Work task: What you return must match the listing below word for word.
....................
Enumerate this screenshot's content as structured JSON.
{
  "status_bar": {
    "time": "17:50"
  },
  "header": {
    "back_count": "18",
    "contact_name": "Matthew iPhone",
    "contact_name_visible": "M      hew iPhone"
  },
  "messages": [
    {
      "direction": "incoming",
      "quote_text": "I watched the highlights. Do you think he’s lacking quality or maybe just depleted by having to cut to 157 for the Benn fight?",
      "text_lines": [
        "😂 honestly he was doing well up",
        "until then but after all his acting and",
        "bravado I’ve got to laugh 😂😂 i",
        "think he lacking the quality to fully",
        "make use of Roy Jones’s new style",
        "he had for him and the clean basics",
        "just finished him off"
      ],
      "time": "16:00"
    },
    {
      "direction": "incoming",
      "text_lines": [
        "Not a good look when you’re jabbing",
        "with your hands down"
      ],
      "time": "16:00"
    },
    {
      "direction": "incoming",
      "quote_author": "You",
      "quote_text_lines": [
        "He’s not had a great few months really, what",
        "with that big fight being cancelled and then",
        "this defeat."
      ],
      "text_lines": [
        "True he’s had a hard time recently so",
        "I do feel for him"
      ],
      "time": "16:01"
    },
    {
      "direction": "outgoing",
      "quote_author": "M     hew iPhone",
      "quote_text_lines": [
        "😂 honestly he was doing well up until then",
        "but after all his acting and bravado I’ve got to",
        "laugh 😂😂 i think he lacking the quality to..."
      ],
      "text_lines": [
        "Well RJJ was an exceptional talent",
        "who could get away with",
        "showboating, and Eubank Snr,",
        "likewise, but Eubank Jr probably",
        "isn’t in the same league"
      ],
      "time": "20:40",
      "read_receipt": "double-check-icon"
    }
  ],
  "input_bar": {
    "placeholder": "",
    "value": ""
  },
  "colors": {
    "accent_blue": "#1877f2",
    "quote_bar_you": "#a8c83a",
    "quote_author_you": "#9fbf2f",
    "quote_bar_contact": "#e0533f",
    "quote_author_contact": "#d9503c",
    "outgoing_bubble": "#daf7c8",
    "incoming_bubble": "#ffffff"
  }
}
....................
Answer to the problem:
Enumerate this screenshot's content as structured JSON.
{
  "status_bar": {
    "time": "17:50"
  },
  "header": {
    "back_count": "18",
    "contact_name": "Matthew iPhone",
    "contact_name_visible": "M      hew iPhone"
  },
  "messages": [
    {
      "direction": "incoming",
      "quote_text": "I watched the highlights. Do you think he’s lacking quality or maybe just depleted by having to cut to 157 for the Benn fight?",
      "text_lines": [
        "😂 honestly he was doing well up",
        "until then but after all his acting and",
        "bravado I’ve got to laugh 😂😂 i",
        "think he lacking the quality to fully",
        "make use of Roy Jones’s new style",
        "he had for him and the clean basics",
        "just finished him off"
      ],
      "time": "16:00"
    },
    {
      "direction": "incoming",
      "text_lines": [
        "Not a good look when you’re jabbing",
        "with your hands down"
      ],
      "time": "16:00"
    },
    {
      "direction": "incoming",
      "quote_author": "You",
      "quote_text_lines": [
        "He’s not had a great few months really, what",
        "with that big fight being cancelled and then",
        "this defeat."
      ],
      "text_lines": [
        "True he’s had a hard time recently so",
        "I do feel for him"
      ],
      "time": "16:01"
    },
    {
      "direction": "outgoing",
      "quote_author": "M     hew iPhone",
      "quote_text_lines": [
        "😂 honestly he was doing well up until then",
        "but after all his acting and bravado I’ve got to",
        "laugh 😂😂 i think he lacking the quality to..."
      ],
      "text_lines": [
        "Well RJJ was an exceptional talent",
        "who could get away with",
        "showboating, and Eubank Snr,",
        "likewise, but Eubank Jr probably",
        "isn’t in the same league"
      ],
      "time": "20:40",
      "read_receipt": "double-check-icon"
    }
  ],
  "input_bar": {
    "placeholder": "",
    "value": ""
  },
  "colors": {
    "accent_blue": "#1877f2",
    "quote_bar_you": "#a8c83a",
    "quote_author_you": "#9fbf2f",
    "quote_bar_contact": "#e0533f",
    "quote_author_contact": "#d9503c",
    "outgoing_bubble": "#daf7c8",
    "incoming_bubble": "#ffffff"
  }
}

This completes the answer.